Here the form becomes a portrait of the 'spiritual' or energy field, its essence expressed through action and motion from my hand and mind, calling back to historical moments in art - Modernity and the Abstract Expressionist view of the world (before leading towards the post-modernist cynical and ironical view of art). In hindsight I see how the form and methods express a call-back to the Modernist era of the aesthetic sensibility - remarking the joy of playing with paint and allowing it to become something more than what the author intended - a hyper-modernist rendering exploring ideas on 'The Death of the Author' (Roland Barthes) - the artist's marks becoming unseen/ non-existent/ a scripter ... except through the perceived act of placing and fold-printing.
"Life is only a Rorschach ink-blot, you know..." Alan Watts

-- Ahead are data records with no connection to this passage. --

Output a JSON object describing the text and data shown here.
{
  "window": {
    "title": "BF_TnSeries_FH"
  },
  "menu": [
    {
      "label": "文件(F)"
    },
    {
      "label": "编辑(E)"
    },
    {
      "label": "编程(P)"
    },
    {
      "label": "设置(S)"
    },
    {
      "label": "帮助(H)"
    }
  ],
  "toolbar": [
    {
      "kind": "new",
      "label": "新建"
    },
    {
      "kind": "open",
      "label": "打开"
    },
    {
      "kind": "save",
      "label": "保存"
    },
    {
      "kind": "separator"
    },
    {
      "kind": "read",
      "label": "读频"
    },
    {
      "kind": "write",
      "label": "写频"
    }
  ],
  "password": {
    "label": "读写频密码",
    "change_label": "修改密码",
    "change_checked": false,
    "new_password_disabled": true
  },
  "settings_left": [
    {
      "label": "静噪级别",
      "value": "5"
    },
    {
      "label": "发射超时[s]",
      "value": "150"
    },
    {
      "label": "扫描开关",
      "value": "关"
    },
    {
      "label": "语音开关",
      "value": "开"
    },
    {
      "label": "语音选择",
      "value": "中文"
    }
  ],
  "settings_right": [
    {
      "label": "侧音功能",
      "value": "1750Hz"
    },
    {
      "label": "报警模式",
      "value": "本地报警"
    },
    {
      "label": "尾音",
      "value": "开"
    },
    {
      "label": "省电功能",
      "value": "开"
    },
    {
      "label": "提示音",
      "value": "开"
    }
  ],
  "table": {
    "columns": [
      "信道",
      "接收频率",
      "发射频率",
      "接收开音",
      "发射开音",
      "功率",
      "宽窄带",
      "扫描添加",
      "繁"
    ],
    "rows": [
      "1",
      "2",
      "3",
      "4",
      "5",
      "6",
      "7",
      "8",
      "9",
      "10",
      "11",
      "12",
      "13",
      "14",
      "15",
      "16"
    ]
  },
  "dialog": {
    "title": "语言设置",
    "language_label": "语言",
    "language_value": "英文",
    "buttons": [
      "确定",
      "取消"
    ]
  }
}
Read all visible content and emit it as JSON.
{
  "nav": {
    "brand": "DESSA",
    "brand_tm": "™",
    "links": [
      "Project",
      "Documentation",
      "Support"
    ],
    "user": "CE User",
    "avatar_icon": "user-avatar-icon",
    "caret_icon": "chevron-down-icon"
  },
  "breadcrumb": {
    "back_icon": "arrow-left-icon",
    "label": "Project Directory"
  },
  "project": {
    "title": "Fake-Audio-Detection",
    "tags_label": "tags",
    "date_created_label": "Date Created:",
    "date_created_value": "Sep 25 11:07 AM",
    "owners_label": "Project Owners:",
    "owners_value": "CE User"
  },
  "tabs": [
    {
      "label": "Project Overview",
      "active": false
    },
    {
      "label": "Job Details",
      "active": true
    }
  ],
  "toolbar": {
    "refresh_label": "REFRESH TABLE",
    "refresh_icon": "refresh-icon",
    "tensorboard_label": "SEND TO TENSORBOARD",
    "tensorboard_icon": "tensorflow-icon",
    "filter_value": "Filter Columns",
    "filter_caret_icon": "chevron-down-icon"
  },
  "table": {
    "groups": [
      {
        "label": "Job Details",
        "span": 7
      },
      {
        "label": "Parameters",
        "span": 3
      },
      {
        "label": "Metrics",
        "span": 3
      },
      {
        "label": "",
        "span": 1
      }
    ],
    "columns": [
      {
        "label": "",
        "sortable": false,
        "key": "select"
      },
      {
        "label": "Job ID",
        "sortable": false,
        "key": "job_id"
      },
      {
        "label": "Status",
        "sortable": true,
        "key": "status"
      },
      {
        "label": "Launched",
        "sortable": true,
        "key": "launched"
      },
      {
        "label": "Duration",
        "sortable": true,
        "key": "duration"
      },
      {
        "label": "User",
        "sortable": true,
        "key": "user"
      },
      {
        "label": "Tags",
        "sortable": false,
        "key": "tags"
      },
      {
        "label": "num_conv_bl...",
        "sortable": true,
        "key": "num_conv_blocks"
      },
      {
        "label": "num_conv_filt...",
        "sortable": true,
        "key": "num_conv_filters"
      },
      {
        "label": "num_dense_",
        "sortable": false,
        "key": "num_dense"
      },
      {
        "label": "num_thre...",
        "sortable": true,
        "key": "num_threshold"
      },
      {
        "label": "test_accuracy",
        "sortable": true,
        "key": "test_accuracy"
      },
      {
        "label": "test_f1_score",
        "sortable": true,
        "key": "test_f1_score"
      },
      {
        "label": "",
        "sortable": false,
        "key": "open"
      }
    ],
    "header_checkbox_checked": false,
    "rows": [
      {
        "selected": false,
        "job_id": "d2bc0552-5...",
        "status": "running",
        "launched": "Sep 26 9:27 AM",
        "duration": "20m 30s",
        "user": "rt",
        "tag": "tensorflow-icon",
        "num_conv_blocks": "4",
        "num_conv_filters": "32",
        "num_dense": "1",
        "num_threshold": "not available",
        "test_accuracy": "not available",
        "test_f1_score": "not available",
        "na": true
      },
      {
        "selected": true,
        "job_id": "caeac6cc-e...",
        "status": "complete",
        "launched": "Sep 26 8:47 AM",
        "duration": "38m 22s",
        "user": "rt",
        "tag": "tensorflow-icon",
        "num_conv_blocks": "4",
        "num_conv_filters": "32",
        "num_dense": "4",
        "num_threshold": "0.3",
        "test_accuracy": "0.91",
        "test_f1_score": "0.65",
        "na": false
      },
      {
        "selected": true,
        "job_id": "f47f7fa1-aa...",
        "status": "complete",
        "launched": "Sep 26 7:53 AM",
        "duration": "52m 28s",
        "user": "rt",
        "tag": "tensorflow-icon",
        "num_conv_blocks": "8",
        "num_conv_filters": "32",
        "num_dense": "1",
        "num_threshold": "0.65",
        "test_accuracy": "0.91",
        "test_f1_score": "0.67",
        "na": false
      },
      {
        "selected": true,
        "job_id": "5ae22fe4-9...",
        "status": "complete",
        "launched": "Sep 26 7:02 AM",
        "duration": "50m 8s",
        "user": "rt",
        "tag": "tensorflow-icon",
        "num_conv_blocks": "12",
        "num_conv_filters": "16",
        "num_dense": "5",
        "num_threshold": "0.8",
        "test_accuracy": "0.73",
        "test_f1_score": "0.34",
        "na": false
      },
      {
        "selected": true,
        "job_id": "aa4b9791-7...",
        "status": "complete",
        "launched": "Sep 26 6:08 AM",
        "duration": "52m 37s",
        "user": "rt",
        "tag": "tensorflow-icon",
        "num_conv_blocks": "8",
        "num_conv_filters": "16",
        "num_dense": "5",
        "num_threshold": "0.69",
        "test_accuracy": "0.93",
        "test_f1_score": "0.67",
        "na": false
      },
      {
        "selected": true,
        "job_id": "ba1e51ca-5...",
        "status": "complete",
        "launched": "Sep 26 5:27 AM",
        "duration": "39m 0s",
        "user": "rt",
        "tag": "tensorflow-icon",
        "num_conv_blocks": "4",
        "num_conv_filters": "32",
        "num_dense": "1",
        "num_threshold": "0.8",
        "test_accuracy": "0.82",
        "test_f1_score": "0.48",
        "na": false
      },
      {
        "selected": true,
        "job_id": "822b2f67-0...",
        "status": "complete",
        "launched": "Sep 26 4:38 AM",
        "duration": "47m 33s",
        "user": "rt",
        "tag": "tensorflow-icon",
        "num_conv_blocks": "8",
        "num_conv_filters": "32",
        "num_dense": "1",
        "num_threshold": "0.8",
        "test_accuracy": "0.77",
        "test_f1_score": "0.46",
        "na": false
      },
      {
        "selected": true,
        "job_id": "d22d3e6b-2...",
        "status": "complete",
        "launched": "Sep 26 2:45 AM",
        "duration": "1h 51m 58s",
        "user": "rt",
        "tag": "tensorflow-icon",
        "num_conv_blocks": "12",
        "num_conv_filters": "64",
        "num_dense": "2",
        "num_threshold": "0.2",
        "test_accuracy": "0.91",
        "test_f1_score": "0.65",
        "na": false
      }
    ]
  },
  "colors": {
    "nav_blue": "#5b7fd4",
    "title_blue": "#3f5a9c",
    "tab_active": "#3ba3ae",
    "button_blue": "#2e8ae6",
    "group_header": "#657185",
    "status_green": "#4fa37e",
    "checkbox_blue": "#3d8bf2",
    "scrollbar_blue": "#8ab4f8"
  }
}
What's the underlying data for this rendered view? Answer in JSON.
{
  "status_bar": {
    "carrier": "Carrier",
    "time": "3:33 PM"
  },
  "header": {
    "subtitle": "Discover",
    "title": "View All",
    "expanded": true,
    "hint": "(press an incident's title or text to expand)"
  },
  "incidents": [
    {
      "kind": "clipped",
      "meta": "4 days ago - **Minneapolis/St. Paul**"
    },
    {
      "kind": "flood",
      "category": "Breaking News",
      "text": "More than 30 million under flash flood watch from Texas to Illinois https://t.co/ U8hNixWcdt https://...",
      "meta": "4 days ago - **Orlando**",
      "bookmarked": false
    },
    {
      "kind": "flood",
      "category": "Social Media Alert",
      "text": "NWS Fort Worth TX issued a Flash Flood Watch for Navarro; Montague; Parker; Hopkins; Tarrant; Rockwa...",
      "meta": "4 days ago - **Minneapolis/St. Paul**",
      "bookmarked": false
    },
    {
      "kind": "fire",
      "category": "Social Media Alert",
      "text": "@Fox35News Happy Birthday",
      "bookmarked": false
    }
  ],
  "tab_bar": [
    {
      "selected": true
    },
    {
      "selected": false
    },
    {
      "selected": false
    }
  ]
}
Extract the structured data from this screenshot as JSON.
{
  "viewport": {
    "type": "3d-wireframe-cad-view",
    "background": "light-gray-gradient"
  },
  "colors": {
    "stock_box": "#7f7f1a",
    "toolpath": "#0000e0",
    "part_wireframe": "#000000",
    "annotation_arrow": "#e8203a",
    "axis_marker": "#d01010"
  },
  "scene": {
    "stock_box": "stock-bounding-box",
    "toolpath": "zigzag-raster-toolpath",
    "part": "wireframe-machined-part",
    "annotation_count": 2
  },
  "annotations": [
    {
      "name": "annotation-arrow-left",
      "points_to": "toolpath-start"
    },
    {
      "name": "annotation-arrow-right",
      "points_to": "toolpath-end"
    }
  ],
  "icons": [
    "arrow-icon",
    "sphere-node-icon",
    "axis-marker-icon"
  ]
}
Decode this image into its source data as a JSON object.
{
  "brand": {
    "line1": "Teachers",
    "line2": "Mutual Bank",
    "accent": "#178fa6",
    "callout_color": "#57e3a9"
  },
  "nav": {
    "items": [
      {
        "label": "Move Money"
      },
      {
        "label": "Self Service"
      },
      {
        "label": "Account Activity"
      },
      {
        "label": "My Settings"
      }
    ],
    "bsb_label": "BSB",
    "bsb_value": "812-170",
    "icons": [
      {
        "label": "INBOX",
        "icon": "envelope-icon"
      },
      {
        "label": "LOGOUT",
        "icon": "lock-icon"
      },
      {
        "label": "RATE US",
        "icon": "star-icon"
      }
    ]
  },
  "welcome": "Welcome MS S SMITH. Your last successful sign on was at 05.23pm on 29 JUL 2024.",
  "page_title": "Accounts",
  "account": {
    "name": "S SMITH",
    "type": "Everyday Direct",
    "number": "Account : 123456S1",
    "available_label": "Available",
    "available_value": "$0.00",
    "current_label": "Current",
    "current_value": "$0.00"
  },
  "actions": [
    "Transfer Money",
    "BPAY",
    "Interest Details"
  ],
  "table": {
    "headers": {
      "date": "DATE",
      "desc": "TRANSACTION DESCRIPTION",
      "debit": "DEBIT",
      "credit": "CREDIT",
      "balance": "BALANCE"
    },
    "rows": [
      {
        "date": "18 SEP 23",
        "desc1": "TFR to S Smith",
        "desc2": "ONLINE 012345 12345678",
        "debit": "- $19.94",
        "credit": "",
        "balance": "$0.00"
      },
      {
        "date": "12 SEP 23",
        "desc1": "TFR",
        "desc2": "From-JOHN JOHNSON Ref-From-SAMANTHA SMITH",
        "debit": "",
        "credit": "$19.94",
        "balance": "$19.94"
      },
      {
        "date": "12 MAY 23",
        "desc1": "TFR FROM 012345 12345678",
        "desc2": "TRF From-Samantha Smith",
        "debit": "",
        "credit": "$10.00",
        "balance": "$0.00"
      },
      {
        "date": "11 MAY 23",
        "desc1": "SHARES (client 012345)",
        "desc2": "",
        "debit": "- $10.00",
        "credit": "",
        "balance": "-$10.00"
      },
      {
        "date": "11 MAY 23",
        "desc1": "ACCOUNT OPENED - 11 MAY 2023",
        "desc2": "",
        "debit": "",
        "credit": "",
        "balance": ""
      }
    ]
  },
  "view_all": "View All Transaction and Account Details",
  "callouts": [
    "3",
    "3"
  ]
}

Roland Barthes: en.wikipedia.org/wiki/The_Death_of_the_Author
Acrylic Paint on Cartridge Paper